Discrimination to dismiss for not following Orthodox beliefs

By Caroline Baker - 21 December 2017

A 24 year old nursery school teacher has been found to have been discriminated against when she was fired by her ultra-orthodox Jewish nursery employer. The nursery took issue with various lifestyle choices of the claimant, Ms Zelda de Groen, which included the fact that she was living with her partner, unmarried, whilst teaching children at the nursery. The Tribunal found that the treatment Ms Zelda de Groen suffered was directly discriminatory on the grounds of both sex and religious belief, as well as indirectly discriminatory on the grounds of religious belief.

The case of Ms de Groen was widely reported in the media when it first came into the public domain, stirring up the emotive issues of religious freedom and the appropriateness of employers judging the private lives of their workers. This is a particularly pertinent issue for religious institutions in an ever-changing society, where employees may be unwilling to ‘toe the line’ outside of their working hours. However, the issue also arises for private sector employers who worry about the risks to their reputation caused by employees’ after work activities (for example, several US employers dismissed employees identified as taking part in the far-right Charlottesville protests).

In this case, the respondent nursery argued that it had dismissed Ms de Groen because of an economic threat to the nursery of Ms de Groen’s continued employment in light of parental complaints made about her lifestyle choices, which were argued to be contrary to ultra-orthodox Jewish teachings. However, whilst it is in theory possible to dismiss in cases of reputational damage where there is religious element, this case shows that it is a fine tight rope to walk.

The nursery attempted to defend the dismissal on various grounds, including that it was a genuine occupational requirement to follow the religious ethos of the nursery. Yet, for obvious policy reasons, the genuine occupational requirement defence is very limited in scope. To successfully use this defence, the nursery needed to show that:
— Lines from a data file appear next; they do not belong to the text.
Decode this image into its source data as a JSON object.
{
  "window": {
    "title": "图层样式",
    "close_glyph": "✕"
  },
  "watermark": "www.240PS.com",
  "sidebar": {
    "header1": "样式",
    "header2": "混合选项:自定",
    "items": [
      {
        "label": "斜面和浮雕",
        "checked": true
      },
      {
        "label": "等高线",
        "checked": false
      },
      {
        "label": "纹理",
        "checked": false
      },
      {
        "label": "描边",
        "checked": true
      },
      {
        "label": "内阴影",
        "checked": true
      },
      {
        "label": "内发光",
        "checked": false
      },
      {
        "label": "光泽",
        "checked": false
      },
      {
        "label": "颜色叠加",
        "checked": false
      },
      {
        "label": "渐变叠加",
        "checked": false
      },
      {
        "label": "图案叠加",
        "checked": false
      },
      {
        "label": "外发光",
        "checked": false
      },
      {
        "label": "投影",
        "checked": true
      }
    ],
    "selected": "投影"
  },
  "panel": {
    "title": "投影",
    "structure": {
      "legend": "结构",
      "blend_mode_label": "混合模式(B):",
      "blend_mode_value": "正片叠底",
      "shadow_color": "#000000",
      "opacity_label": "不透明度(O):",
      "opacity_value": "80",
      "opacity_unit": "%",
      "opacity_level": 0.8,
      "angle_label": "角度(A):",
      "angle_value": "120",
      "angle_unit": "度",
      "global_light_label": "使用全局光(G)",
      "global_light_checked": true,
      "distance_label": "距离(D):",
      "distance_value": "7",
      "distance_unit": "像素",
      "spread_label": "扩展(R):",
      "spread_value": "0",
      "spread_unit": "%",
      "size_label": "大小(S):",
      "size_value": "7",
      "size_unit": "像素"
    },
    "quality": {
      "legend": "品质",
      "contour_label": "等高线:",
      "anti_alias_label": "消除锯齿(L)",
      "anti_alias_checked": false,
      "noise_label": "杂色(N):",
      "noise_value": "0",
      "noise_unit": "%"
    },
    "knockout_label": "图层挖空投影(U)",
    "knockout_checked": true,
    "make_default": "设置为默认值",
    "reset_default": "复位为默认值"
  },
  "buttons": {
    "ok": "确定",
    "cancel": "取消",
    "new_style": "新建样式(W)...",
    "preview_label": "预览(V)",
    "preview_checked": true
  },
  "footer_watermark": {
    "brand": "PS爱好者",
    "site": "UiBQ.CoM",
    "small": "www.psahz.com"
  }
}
(a) following this religious ethos was an occupational requirement,

(b) that having this requirement was a proportionate means of achieving a legitimate aim, and

(c) that Ms de Groen did not meet this requirement.

The defence failed. It is very hard to see how a person’s lifestyle choices outside of work, including not living with a partner outside of marriage, could be a genuine occupational requirement in almost any circumstance. As noted by the Human Rights Joint Committee (and as set out in the Judgment):

“It is very difficult to see how in practice beliefs in lifestyles or personal relationships could constitute a religious belief which is a requirement for a job other than for ministers or religion.”


This case has again shown that it will be a rare case when the occupational requirement defence will save an employer from a discrimination claim.